_Task details:_ Only lines containing the word "title" are needed; pull them out of the material.

*** Input records Section Begins ***

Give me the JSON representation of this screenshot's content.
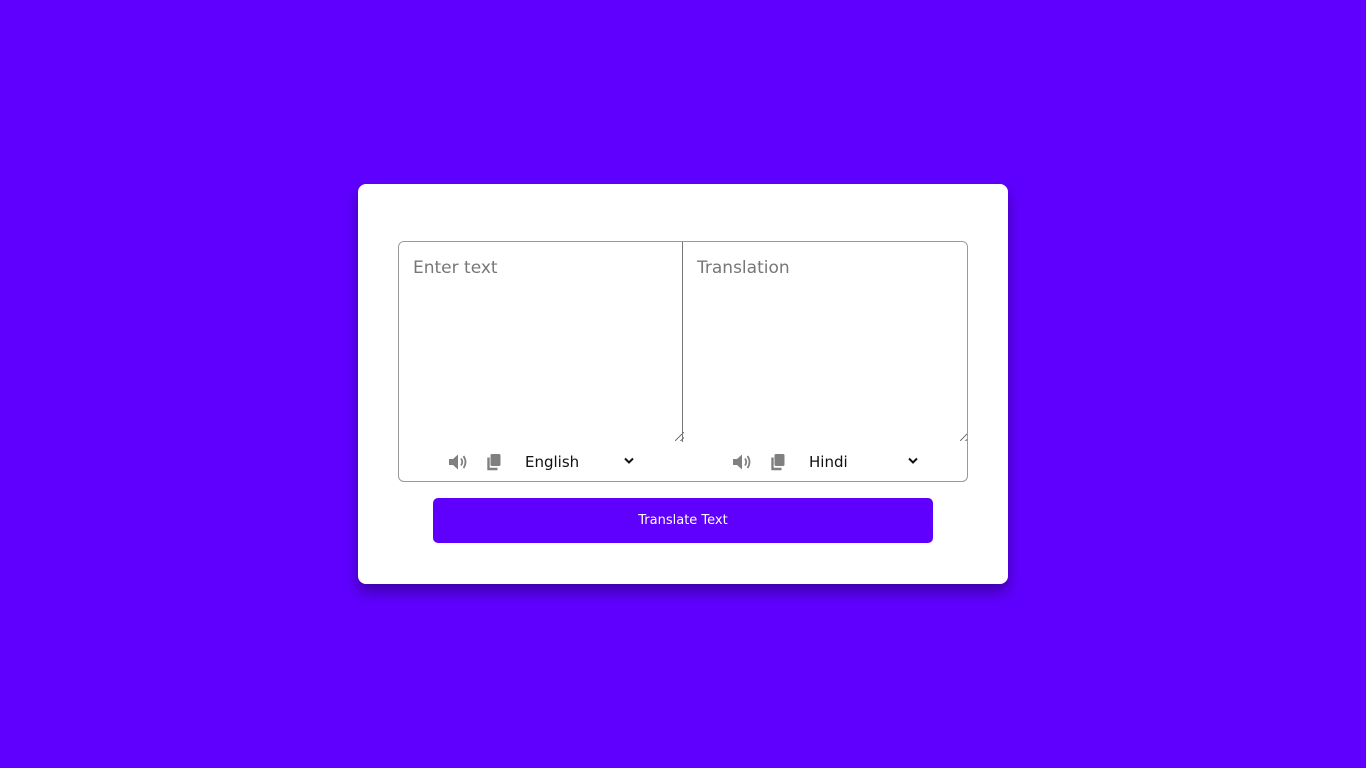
{
  "colors": {
    "background": "#5f00ff",
    "card": "#ffffff",
    "button": "#5f00ff",
    "icon": "#808080"
  },
  "input": {
    "placeholder": "Enter text",
    "value": ""
  },
  "output": {
    "placeholder": "Translation",
    "value": ""
  },
  "from_controls": {
    "speaker_icon": "speaker-volume-icon",
    "copy_icon": "copy-icon",
    "language": "English"
  },
  "to_controls": {
    "speaker_icon": "speaker-volume-icon",
    "copy_icon": "copy-icon",
    "language": "Hindi"
  },
  "translate_button": {
    "label": "Translate Text"
  }
}
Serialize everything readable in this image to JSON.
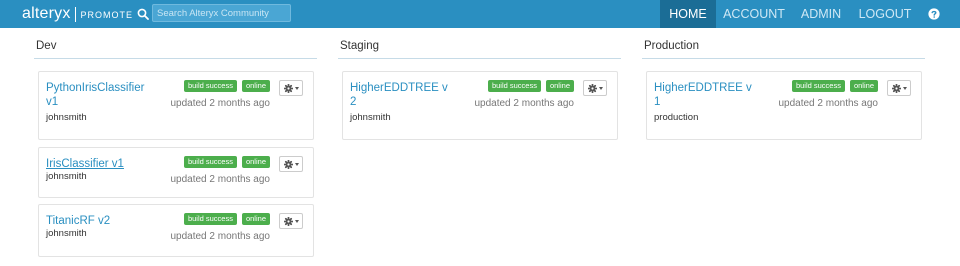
{
  "brand": {
    "name": "alteryx",
    "product": "PROMOTE"
  },
  "search": {
    "placeholder": "Search Alteryx Community",
    "value": ""
  },
  "nav": {
    "home": "HOME",
    "account": "ACCOUNT",
    "admin": "ADMIN",
    "logout": "LOGOUT"
  },
  "icons": {
    "search": "search-icon",
    "help": "question-circle-icon",
    "gear": "gear-icon",
    "caret": "caret-down-icon"
  },
  "colors": {
    "navbar": "#2a8fc1",
    "nav_active": "#1b6d96",
    "badge": "#4cae4c",
    "link": "#2a8fc1"
  },
  "columns": {
    "dev": {
      "title": "Dev",
      "cards": [
        {
          "name": "PythonIrisClassifier v1",
          "owner": "johnsmith",
          "build": "build success",
          "status": "online",
          "updated": "updated 2 months ago"
        },
        {
          "name": "IrisClassifier v1",
          "owner": "johnsmith",
          "build": "build success",
          "status": "online",
          "updated": "updated 2 months ago"
        },
        {
          "name": "TitanicRF v2",
          "owner": "johnsmith",
          "build": "build success",
          "status": "online",
          "updated": "updated 2 months ago"
        }
      ]
    },
    "staging": {
      "title": "Staging",
      "cards": [
        {
          "name": "HigherEDDTREE v2",
          "owner": "johnsmith",
          "build": "build success",
          "status": "online",
          "updated": "updated 2 months ago"
        }
      ]
    },
    "production": {
      "title": "Production",
      "cards": [
        {
          "name": "HigherEDDTREE v1",
          "owner": "production",
          "build": "build success",
          "status": "online",
          "updated": "updated 2 months ago"
        }
      ]
    }
  }
}
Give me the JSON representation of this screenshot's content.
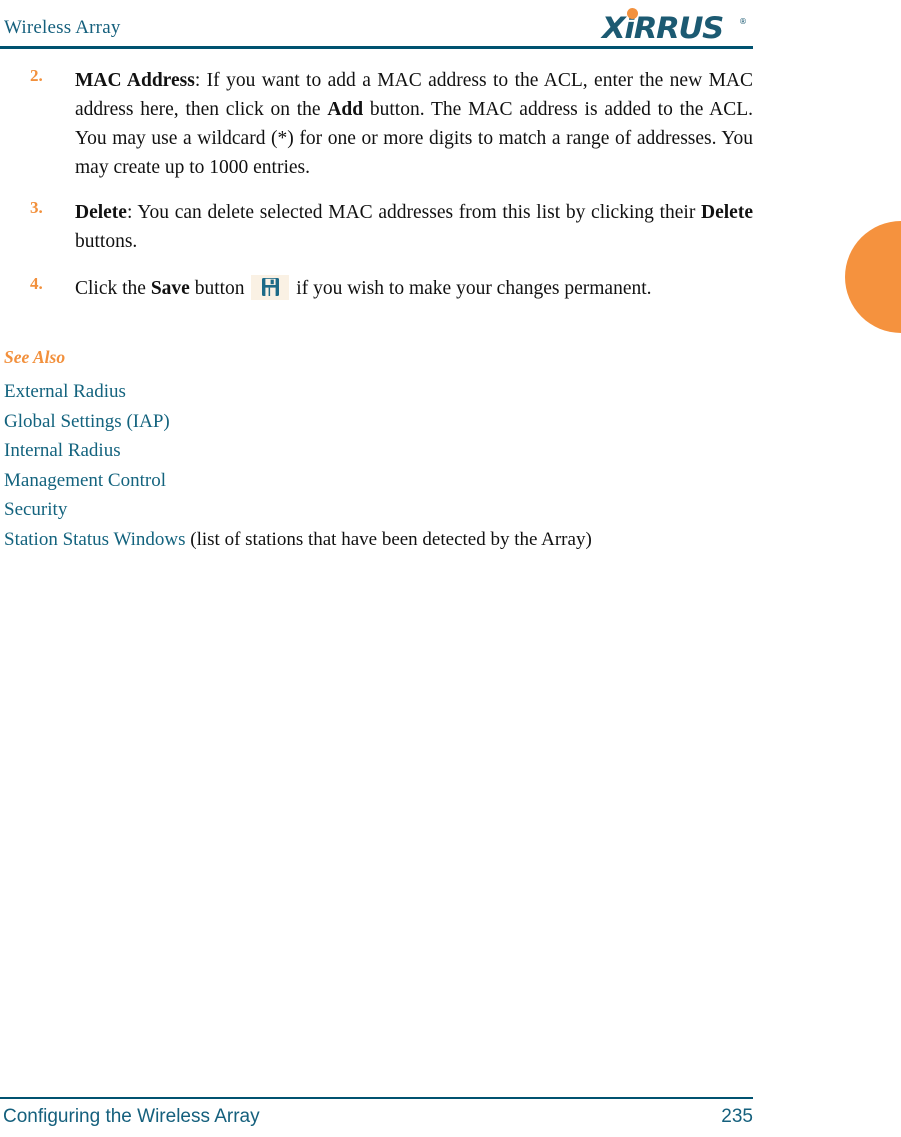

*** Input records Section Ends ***

_Solution to the exercise:_
      "title": "Dev",
      "title": "Staging",
      "title": "Production",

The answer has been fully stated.